OK, this seems like kind of a silly little detail, I know, but it really makes a big difference. If you have a long line, chances are that as you add wet clothes to it, it will start to get weighed down and will be significantly lower to the ground, especially in the middle. If you start out by hanging up an item on one end of the line with two clothespins, make sure that you overlap one side of the second item under the second clothespin from the first item. So basically, every clothespin has the edges of two adjacent items under it. This makes the clothespin’s grip on the line a little tighter, but it also helps to prevent items from sliding together towards the middle throughout the day. You want to keep everything spaced out nicely and not all bunched up so it can dry evenly before the day comes to an end.
Don’t Hang it Up Like You See in Pictures
You know how the laundry looks hanging on the line in those idyllic country pictures? Yeah, you know what I’m talking about. Those pictures are your guide for what not to do. The truth is that if you were to hang laundry that way, it would get all stretched out from the weight of being wet and you’d end up having to re-wash it to get it back into shape. You could even end up with an item of clothing that couldn’t be saved if it was something that got really heavy when wet. And of course the goal here is to get a little better with your laundry routine, not completely ruin all of your clothes. Rather than letting the clothes pins pinch the tops of the shoulders of your shirts, fold the top 3-4″ of your shirt gently over the line and then clip it in place. For pants, it’s often better to fold them in half over the line and pin at the knee area. This allows the waist band to blow around in the breeze and get lots of air circulation around it. If you bunch up all of that already-bunched-up fabric, it can take forever to dry!
You’ll learn what works best for your specific items of clothing, linens, and other household fabric stuff, but just remember that the picture that you have in your mind as the “right” way to hang your laundry probably isn’t right at all. You’ll figure out a much better way on your own if you just take a moment to think about it and observe how your laundry dries. You’re smart like that! 🙂
Don’t Hang your Laundry Out Overnight
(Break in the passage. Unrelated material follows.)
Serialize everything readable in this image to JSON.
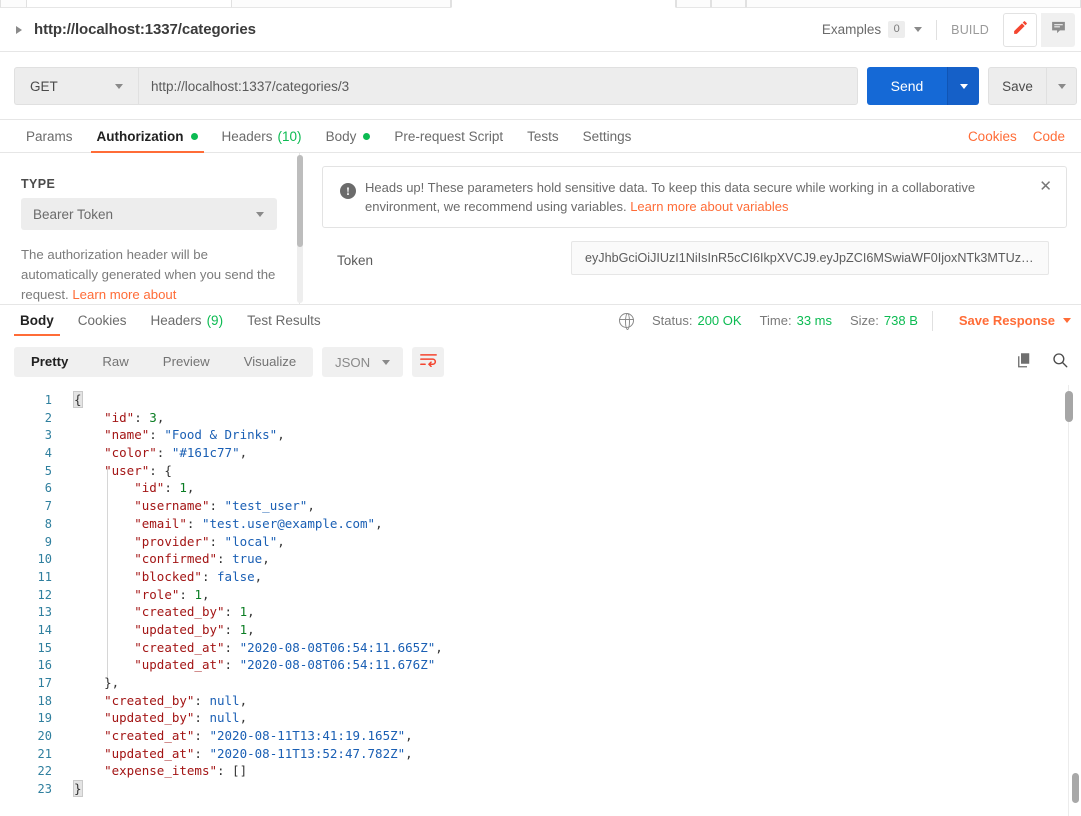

The one thing that I found out the hard way is not to hang your laundry out overnight. At first, it seemed obvious that you would only want your laundry out during the heat of the day, and you wouldn’t want to risk getting everything wet again with dew or unexpected overnight rain. But then I thought, “Well, what’s so bad about hanging it out at night anyway? It’s so warm all night long now and the heat of the morning sun will dry any dew before I can even get out to it. Plus I know how to check my weather app!” Well, I’ll tell you why not. Bugs. Oh, so many bugs. We probably have more than most people here because of being out in the country and the creek and everything, but they definitely like to come out at night no matter where you live, city or country. Some of them will just be resting on your laundry and can be shooed away, but you’ll also end up with webs, or even little nests. Thankfully this only happened to us on one or two towels that were near the end of their lives anyway, but still, it’s not worth the risk! So that’s the only laundry hanging experiment that I’d say you definitely shouldn’t try out. 🙂
Do you hang your laundry outside to dry? What tips have you learned along the way?
Favorite Cleaning Posts
- You can use WHAT?! instead of dryer sheets?
- How to Clean Your Floors: Believe it or not, there’s a right way to mop!
- How to Annihilate Stubborn Carpet Stains!
- How to be one of those people who always has a super clean car
- The Painless Way to Clean Microfiber Furniture
- How to Clean Dried on Paint Spills with No Scrubbing!
- The Secret to Polishing Stainless Steel Appliances
- How to keep your home from being TAKEN OVER by pet fur!
- How to Remove Labels from Jars Naturally
- How to actually use all of those vaccum cleaner attachments!
- The Creek Line House Homekeeping Tips and Tricks Archives